9. I can no longer eat dairy (to be specific, casein), gluten, white potato, garlic, coconut, olive [oil], pineapple, pear, grapes, certain melons, carrots, cucumber, zucchini, chicken, rice, pinto and black beans, and so much more, obviously, since that doesn’t equal 63…
10. ALCAT provided a very detailed rotation of what foods I can eat on what days. It leaves me with kind of some strange combinations and I’ve had to get creative for sure but it’s taken a lot of he guess work out of meal planning and after just 3 strict days I’m already noticing some subtle changes. To follow along with my daily meals and snacks, check out my Instagram where I am keeping my picture food journal.
by Erika Schmidt
Being a mother is no easy task – especially when there are little kids involved and a career. Most mothers would prefer to stay at home and work full-time being a mother than to continue with a career and leave their kids at home in the hands of a stranger or in this case, a babysitter or leaving them in child care centers. Sometimes a mother gets too focused on caring for her kids that they forget to care for themselves. As a mother, to be able to care for your kids more, it is advisable to stay healthy and fit. Although going to the gym might not be a good idea while you leave the kids at home; there are still ways where you can exercise with your kids. Read the rest of this entry
I was recently picked by Lisa Leake and her team to be a cookbook ambassador for the new book ‘100 Days of Real Food: How We Did it, What We Learned and 100 Wholesome, Easy Recipes Your Family Will Love.’ As a long time follower of the 100 Days of Real Food blog, I could not have been more excited to be selected.
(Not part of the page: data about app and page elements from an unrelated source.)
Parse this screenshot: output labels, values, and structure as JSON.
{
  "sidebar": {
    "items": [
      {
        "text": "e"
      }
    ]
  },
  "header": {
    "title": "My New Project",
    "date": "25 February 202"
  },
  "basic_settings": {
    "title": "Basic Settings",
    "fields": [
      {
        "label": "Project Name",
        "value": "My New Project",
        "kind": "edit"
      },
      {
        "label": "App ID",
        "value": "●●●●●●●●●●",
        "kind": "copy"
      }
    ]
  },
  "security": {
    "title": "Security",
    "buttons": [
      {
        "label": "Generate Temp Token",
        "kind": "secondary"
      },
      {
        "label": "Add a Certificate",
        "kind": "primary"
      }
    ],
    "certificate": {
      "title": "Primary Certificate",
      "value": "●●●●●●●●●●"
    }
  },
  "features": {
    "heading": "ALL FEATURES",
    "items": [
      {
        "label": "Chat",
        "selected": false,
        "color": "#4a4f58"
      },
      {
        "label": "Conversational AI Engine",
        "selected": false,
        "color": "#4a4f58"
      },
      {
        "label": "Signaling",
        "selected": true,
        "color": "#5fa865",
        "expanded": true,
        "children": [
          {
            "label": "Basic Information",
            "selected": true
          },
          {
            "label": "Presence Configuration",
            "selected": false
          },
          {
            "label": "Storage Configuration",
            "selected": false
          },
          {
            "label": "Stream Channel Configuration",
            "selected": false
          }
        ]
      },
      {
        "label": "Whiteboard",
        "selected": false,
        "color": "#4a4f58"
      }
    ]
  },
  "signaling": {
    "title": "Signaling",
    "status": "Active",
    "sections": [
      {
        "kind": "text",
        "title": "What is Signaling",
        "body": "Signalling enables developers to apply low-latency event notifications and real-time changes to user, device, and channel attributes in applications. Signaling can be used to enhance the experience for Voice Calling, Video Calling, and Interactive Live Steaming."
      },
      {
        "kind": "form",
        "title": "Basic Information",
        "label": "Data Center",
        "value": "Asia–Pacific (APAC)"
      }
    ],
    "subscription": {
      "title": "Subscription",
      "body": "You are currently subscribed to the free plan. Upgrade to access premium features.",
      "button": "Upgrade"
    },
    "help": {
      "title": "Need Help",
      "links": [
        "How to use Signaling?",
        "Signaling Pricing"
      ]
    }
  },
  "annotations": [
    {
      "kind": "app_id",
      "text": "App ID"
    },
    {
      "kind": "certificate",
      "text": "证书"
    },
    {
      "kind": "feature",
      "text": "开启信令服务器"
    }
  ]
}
I received a complimentary, signed copy of the book in exchange for my participation in the program which includes writing honest reviews and sharing my opinions on selected recipes.
Last night I decided to try a new recipe. Not only have I never had a chowder, ever but I’ve also not been a soup type person much at all. (This is basically a lie. I grew up hating soups, chili and the like but on our clean eating journey I’ve embraced trying more and more of them and find that I actually like them quite a lot.) Let me first paint a picture for you of what my night looked like: Read the rest of this entry
Making a change in your diet as significant as going gluten-free can be hard, really, really hard. All depending on what you were eating before the change though, it doesn’t have to be that bad. In the beginning, it’s normal to crave the foods you aren’t eating any more. Food is addictive much like any other vice. Why do you America is the most obese country in the world? Gluten is simply an additive in our food that makes it more desirable. In some cases, it makes it easier to cook with or more filling. But it does not make it more nutritious.
Gluten isn’t necessarily bad for you if eaten in balance with protein and nutrient dense produce. Unfortunately though, that balance has taken on a whole new definition in our society and people are eating way too much gluten. This can lead to problems with weight, sleep, energy and even our immune systems. (And if you have an actual gluten intolerance, the list is significantly worse.) Read the rest of this entry
I was contacted by FuelMyBlog.com to receive the product for free in exchange for a review, I jumped on the chance.
This product was quite a lot of fun. We’ve been making our own ice cream with the KitchenAid Ice Cream Mixer attachment for quite some time so we love the homemade taste. That is a 2 day process though to make a full batch and sometimes, we need something FAST. Read the rest of this entry
Can you believe I actually managed to have a post every single day for 30 days? It’s been hard. Hard in the good way though. I am actually sitting here a week before this post will be scheduled putting this together. That’s the best part. This challenge has taught me so much about time management and where I can pull focus from to get things done.
Who knew that coming of age maturity was part of a fun little blogging challenge? ha! Read the rest of this entry